The timing of spring snowmelt and canopy leaf out, from bud burst to canopy filling, has an important role on understory plant communities. The timing of full canopy expansion over the past 50 years in the northeastern forest has increased by 1.1 days per decade, while date of snow melt has occurred 2.6 days per decade. Increased temps cause an earlier onset of canopy leaf out thus reducing the spring high light period that ephemerals and summer green plants typically rely on for a substantial portion of their carbon accumulation. Post canopy leaf out only a small portion of light (<10%) reaches the forest floor, the reduction in light induces earlier leaf senescence of many ephemeral species. This comes in part due ephemerals inability to adjust to the new environment; instead they maintain high photosynthetic demands. Summer green species and tree seedlings typically emerge during the spring light phase but are able to adapt to the low irradiance conditions under the canopy. This research aims at examining the importance of the high light period on understory vegetation through observations and experimentation. The typical length of the period of high light will be examined using satellite imagery to classify when snow melts and the canopy trees leaf out. The timing of snow melt will be examined through a snow manipulation study where snow will be added and removed from locations where we planted ephemerals. Lastly, an experiment manipulating the timing of canopy leaf out will be conducted on spring ephemerals, summer green and tree seedlings across an elevation gradient. Collectively, this research will help understand the impacts of climate change on the forest understory through understanding the impacts of the timing of snow melt and canopy expansion in the spring.

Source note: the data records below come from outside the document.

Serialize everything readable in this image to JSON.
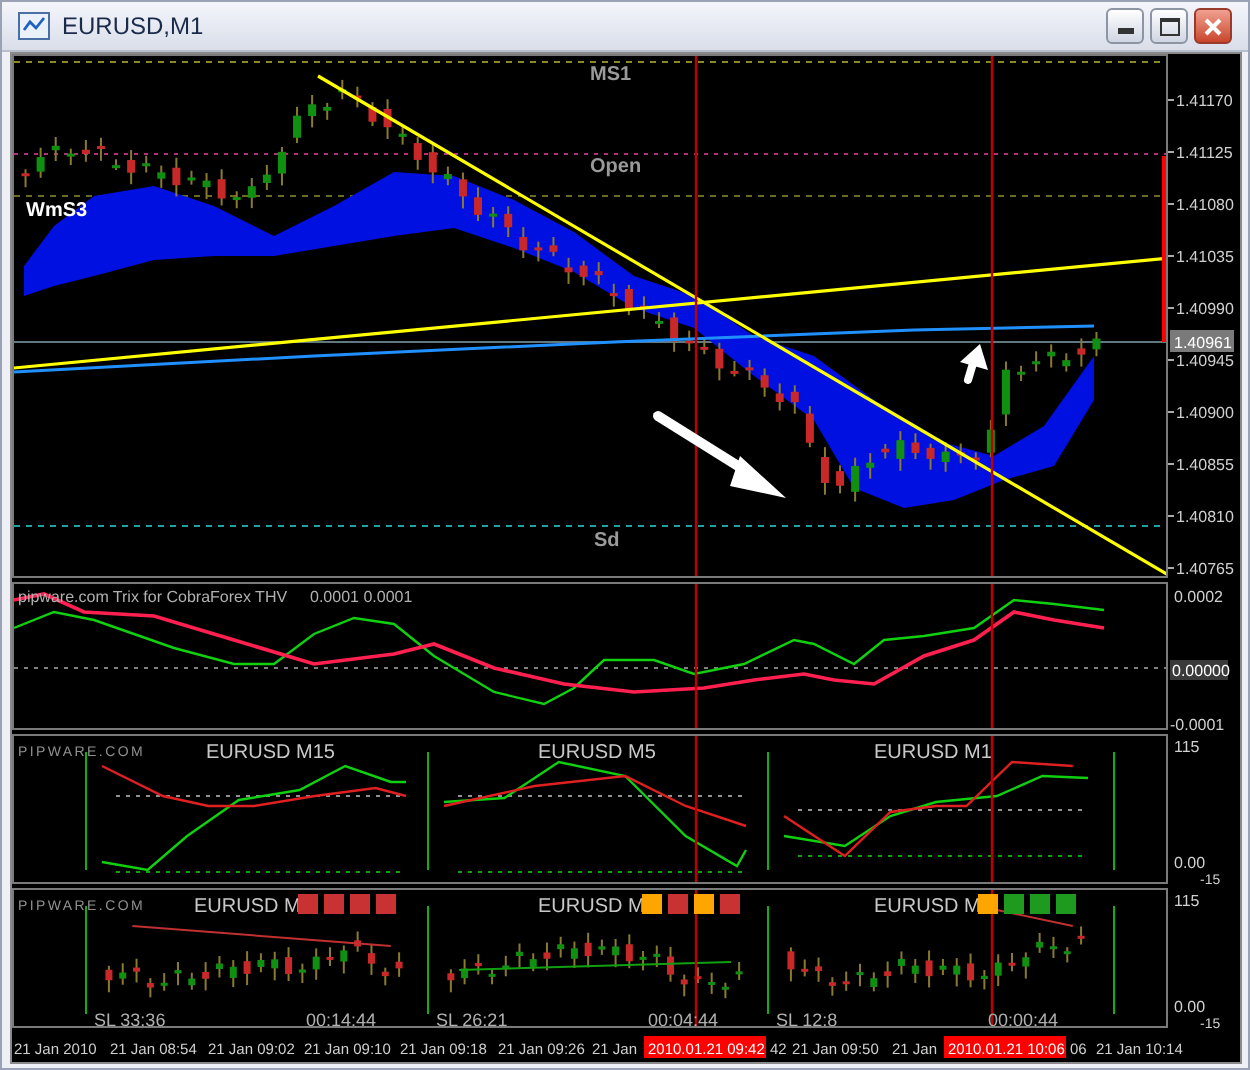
{
  "window": {
    "title": "EURUSD,M1"
  },
  "main_chart": {
    "level_labels": [
      {
        "text": "MS1",
        "kind": "pivot"
      },
      {
        "text": "Open",
        "kind": "pivot"
      },
      {
        "text": "WmS3",
        "kind": "zone"
      },
      {
        "text": "Sd",
        "kind": "pivot"
      }
    ],
    "price_scale": [
      "1.41170",
      "1.41125",
      "1.41080",
      "1.41035",
      "1.40990",
      "1.40945",
      "1.40900",
      "1.40855",
      "1.40810",
      "1.40765"
    ],
    "current_price": "1.40961"
  },
  "trix_panel": {
    "title": "pipware.com Trix for CobraForex THV",
    "parameters": "0.0001 0.0001",
    "scale": [
      "0.0002",
      "0.00000",
      "-0.0001"
    ]
  },
  "mtf_panel": {
    "brand": "PIPWARE.COM",
    "charts": [
      {
        "title": "EURUSD M15"
      },
      {
        "title": "EURUSD M5"
      },
      {
        "title": "EURUSD M1"
      }
    ],
    "scale": [
      "115",
      "0.00",
      "-15"
    ]
  },
  "candle_panel": {
    "brand": "PIPWARE.COM",
    "charts": [
      {
        "title": "EURUSD M",
        "signals": [
          {
            "color": "#c83232"
          },
          {
            "color": "#c83232"
          },
          {
            "color": "#c83232"
          },
          {
            "color": "#c83232"
          }
        ],
        "sl": "SL 33:36",
        "timer": "00:14:44"
      },
      {
        "title": "EURUSD M",
        "signals": [
          {
            "color": "#ffa500"
          },
          {
            "color": "#c83232"
          },
          {
            "color": "#ffa500"
          },
          {
            "color": "#c83232"
          }
        ],
        "sl": "SL 26:21",
        "timer": "00:04:44"
      },
      {
        "title": "EURUSD M",
        "signals": [
          {
            "color": "#ffa500"
          },
          {
            "color": "#1e9a1e"
          },
          {
            "color": "#1e9a1e"
          },
          {
            "color": "#1e9a1e"
          }
        ],
        "sl": "SL 12:8",
        "timer": "00:00:44"
      }
    ],
    "scale": [
      "115",
      "0.00",
      "-15"
    ]
  },
  "time_axis": [
    {
      "kind": "label",
      "text": "21 Jan 2010"
    },
    {
      "kind": "label",
      "text": "21 Jan 08:54"
    },
    {
      "kind": "label",
      "text": "21 Jan 09:02"
    },
    {
      "kind": "label",
      "text": "21 Jan 09:10"
    },
    {
      "kind": "label",
      "text": "21 Jan 09:18"
    },
    {
      "kind": "label",
      "text": "21 Jan 09:26"
    },
    {
      "kind": "label",
      "text": "21 Jan"
    },
    {
      "kind": "marker",
      "text": "2010.01.21 09:42"
    },
    {
      "kind": "label",
      "text": "42"
    },
    {
      "kind": "label",
      "text": "21 Jan 09:50"
    },
    {
      "kind": "label",
      "text": "21 Jan"
    },
    {
      "kind": "marker",
      "text": "2010.01.21 10:06"
    },
    {
      "kind": "label",
      "text": "06"
    },
    {
      "kind": "label",
      "text": "21 Jan 10:14"
    }
  ]
}
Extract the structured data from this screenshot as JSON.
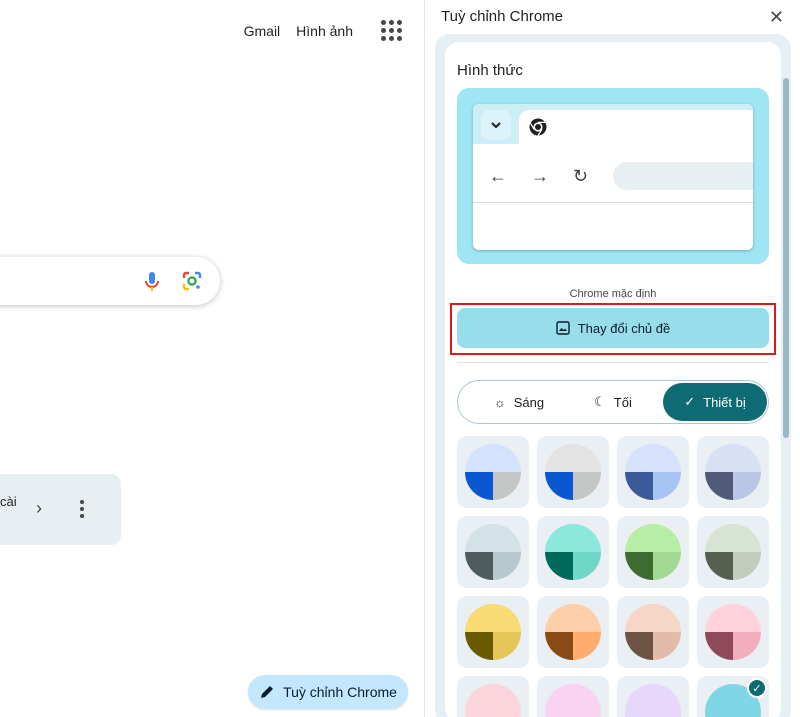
{
  "ntp": {
    "gmail": "Gmail",
    "images": "Hình ảnh",
    "card_text": "cài",
    "customize_button": "Tuỳ chỉnh Chrome"
  },
  "panel": {
    "title": "Tuỳ chỉnh Chrome",
    "section_title": "Hình thức",
    "default_label": "Chrome mặc định",
    "change_theme": "Thay đổi chủ đề",
    "modes": [
      {
        "label": "Sáng",
        "icon": "sun-icon",
        "selected": false
      },
      {
        "label": "Tối",
        "icon": "moon-icon",
        "selected": false
      },
      {
        "label": "Thiết bị",
        "icon": "check-icon",
        "selected": true
      }
    ],
    "swatches": [
      {
        "top": "#d3e3fd",
        "bl": "#0b57d0",
        "br": "#c4c7c5"
      },
      {
        "top": "#e3e3e3",
        "bl": "#0b57d0",
        "br": "#c4c7c5"
      },
      {
        "top": "#d6e2fb",
        "bl": "#3b5a99",
        "br": "#a8c4f5"
      },
      {
        "top": "#d7e0f5",
        "bl": "#4f5b78",
        "br": "#b9c6e4"
      },
      {
        "top": "#d3e2e7",
        "bl": "#4f5b5e",
        "br": "#b7c9ce"
      },
      {
        "top": "#8ce8dc",
        "bl": "#00695c",
        "br": "#70d6c8"
      },
      {
        "top": "#b8eda6",
        "bl": "#3e6b30",
        "br": "#a3d993"
      },
      {
        "top": "#d8e4d3",
        "bl": "#56604f",
        "br": "#c1ccbc"
      },
      {
        "top": "#f6dc72",
        "bl": "#6a5a00",
        "br": "#e4c658"
      },
      {
        "top": "#ffcfaa",
        "bl": "#8a4a14",
        "br": "#ffac6e"
      },
      {
        "top": "#f6d6c6",
        "bl": "#6e5345",
        "br": "#e2bcaa"
      },
      {
        "top": "#ffd2dc",
        "bl": "#8e4a5a",
        "br": "#f3aebe"
      },
      {
        "top": "#fbd5dc",
        "bl": "#fbd5dc",
        "br": "#fbd5dc"
      },
      {
        "top": "#f9d3f1",
        "bl": "#f9d3f1",
        "br": "#f9d3f1"
      },
      {
        "top": "#e6d7fb",
        "bl": "#e6d7fb",
        "br": "#e6d7fb"
      },
      {
        "top": "#7fd7e6",
        "bl": "#7fd7e6",
        "br": "#7fd7e6"
      }
    ],
    "selected_swatch": 15
  },
  "colors": {
    "accent": "#0e6b74",
    "panel_bg": "#e6f0f4",
    "customize_button_bg": "#c2e7ff",
    "change_theme_bg": "#98deea",
    "highlight": "#e11818"
  }
}
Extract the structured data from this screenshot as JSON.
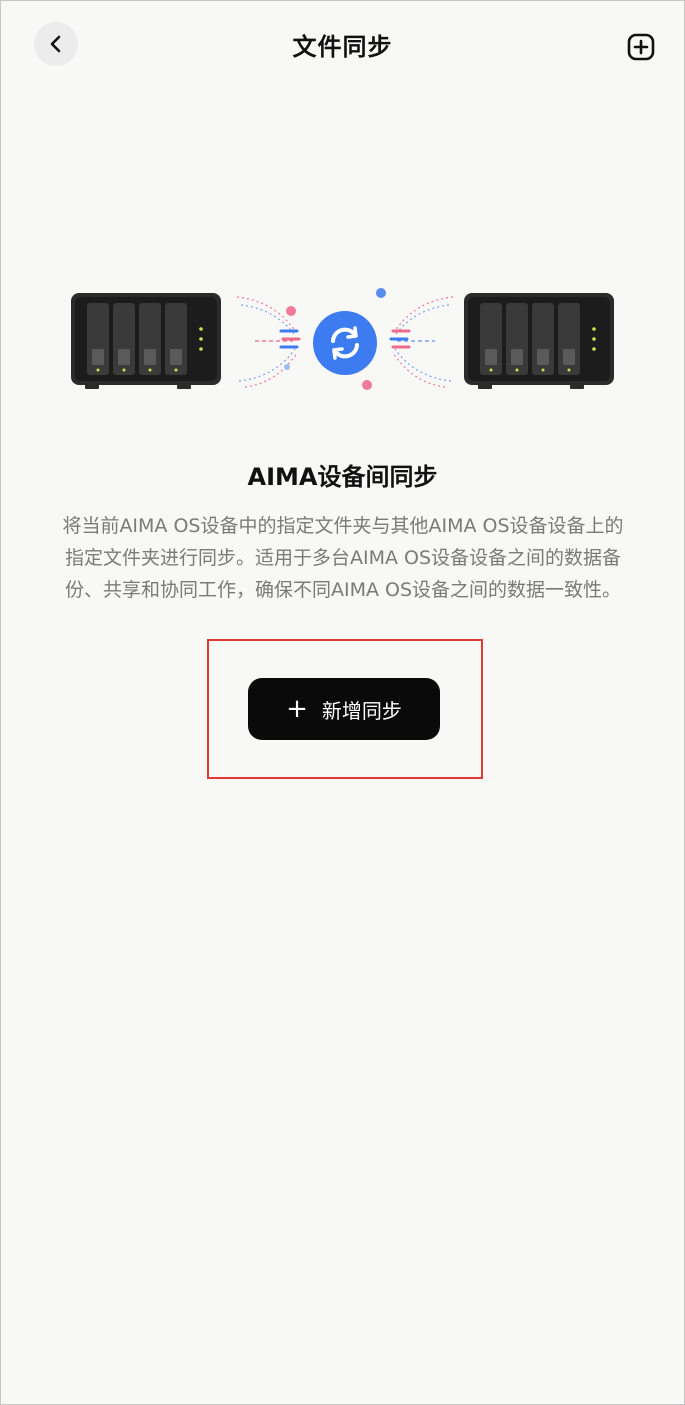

light environment, spring ephemeral, range limits


1- Species and site differences influence climate-shrub growth responses in West Greenland
Young, Amanda B., David A. Watts, Alan H. Taylor, Eric Post
2016 Dendrochronologia

2- Geometrid Moth Outbreaks and their Climatic Relations in Northern Sweden
Young, Amanda B., David M. Cairns, Charles W. Lafon, Jon Moen
2014 Arctic, Antarctic, and Alpine Research

3- Landscape-scale modeling of reference period forest conditions and fire behavior on heavily logged lands
Maxwell, R. Stockton, Alan H. Taylor, Carl N. Skinner, Hugh D. Safford, Rachel E. Isaacs, Catherine Airey, Amanda B. Young
2014 Ecosphere

4- Comparing two methods for aging trees with suppressed, diffuse-porous rings (Betula pubescens ssp. czerepanovii)
Cairns, David M., Charles W. Lafon, Michelle F. Mouton, Rachel L. Stuteville, Amanda B. Young, Jon Moen
2012 Dendrochronologia

5- Dendroclimatic relationships and possible implications for mountain birch and Scots pine at treeline in northern Sweden through the 21st centuryThis article is a contribution to the series Tree recruitment, growth, and distribution at the circumpolar forest–tundra transition.
Young, Amanda B., David M. Cairns, Charles W. Lafon, Jon Moen, Laura E. Martin
2011 Canadian Journal of Forest Research

6- Dendrochronological dating of coal mine workings at the Joggins Fossil Cliffs, Nova Scotia, Canada
Quann, Sarah L., Amanda B. Young, Colin P. Laroque, Howard J. Falcon-Lang, Gibling R. Martin
2010 Atlantic Geology

7- Influences of Animal Activity on Treeline Position and Pattern: Implications for Treeline Responses to Climate Change
Young, Amanda, Jon Moen, Charles Lafon, David M. Cairns
2007 Physical Geography